  { event AE_CL_CREATE_PARTICLE_EFFECT 5 "pyrotaunt_glow follow_attachment weapon_bone" }

*If you launch TF2 with -tools as a parameter, you can access the particle editor. Use the names of these particles when trying to attach them.

I have only tried attaching to weapon_bone and weapon_bone_L. I am not certain of what designates the other bones. Somebody may be able to help me regarding this.*

(Unofficial) Steam Workshop Submissions Guidelines

As of right now, there are no official guidelines for accepting animations to the workshop. Matthew Russell has stated that there are currently no currently set guidelines as there numerous factors that need to be taken into account regarding workshop submissions for animations. However, Tony Paloma has stated that so long as an SMD and a youtube link are provided--that we are still welcome to submit them to the workshop. However, I feel this is incomplete and does not include all that should be included for custom animations. Therefore, I have included an unofficial set of guidelines that I--and what I believe, you, as an animator, should submit to the workshop for your animations. (The example assumes Spy as class for submission)

Downloadable Example

What I have included in this example are the following and why:

QC file: The QC file is included to show how your sequence is put together and to show which events and sounds you have used in the making of it. This also shows that the Source Engine can use your animation
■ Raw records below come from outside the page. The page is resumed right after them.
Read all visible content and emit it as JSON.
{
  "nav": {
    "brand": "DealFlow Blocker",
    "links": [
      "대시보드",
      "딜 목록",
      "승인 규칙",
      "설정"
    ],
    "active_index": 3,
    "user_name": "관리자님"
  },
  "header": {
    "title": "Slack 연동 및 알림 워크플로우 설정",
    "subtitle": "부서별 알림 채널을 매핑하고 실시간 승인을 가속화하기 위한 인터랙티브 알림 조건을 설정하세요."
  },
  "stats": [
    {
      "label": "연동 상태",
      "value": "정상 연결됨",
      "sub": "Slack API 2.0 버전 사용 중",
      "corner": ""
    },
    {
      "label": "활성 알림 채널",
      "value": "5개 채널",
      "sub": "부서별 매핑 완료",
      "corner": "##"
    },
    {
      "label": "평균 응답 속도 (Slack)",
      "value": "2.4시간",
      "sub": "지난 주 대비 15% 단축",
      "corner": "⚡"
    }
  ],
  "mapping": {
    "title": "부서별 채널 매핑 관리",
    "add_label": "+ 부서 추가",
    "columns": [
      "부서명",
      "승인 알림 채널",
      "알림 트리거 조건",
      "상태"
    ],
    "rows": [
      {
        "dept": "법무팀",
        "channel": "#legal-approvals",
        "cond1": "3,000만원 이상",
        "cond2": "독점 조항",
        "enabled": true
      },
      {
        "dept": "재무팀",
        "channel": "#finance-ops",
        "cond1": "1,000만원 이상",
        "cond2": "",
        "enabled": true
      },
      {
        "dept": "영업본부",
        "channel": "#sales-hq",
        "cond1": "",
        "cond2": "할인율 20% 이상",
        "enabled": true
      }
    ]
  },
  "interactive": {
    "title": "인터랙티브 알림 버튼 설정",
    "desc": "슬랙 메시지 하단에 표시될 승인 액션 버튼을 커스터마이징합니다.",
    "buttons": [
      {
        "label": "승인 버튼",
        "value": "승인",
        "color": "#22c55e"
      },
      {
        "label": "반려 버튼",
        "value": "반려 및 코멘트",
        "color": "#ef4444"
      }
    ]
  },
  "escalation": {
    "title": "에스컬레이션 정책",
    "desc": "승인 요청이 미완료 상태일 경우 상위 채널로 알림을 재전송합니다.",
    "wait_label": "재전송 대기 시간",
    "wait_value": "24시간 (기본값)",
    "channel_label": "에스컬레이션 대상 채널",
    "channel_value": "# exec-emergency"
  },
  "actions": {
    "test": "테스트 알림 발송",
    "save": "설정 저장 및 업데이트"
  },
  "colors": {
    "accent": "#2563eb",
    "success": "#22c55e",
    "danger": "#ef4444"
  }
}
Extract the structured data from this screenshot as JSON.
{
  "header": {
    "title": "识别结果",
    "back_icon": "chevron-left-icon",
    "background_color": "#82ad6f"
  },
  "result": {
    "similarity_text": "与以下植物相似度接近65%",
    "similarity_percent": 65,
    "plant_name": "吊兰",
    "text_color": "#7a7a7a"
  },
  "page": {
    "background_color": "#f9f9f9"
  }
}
definebones.qci: This shows the definebones that you used for your compiling. This is especially important if your definebones differs from Valve's

animation.smd: Your animation. Without it, there's no reason to even be doing this.

Compiled MDL file: This shows a compiled result of your MDL file. This shows that your QC file is solid and a result of your work.

VCD files: VCD files are what have your character's facial expressions and voice lines. Not including these in your SMD is like leaving out half your work. While Valve may not say so, it is vital to include these as a part of your submission. Nothing says that Valve must take them--but it never hurts to go the extra mile, right?

Special Thanks

i-ghost - For teaching me much of this work here

Mr. Kit - For assisting me in compiling custom animation files

Daimao - For assisting me whenever I had trouble with QC file workings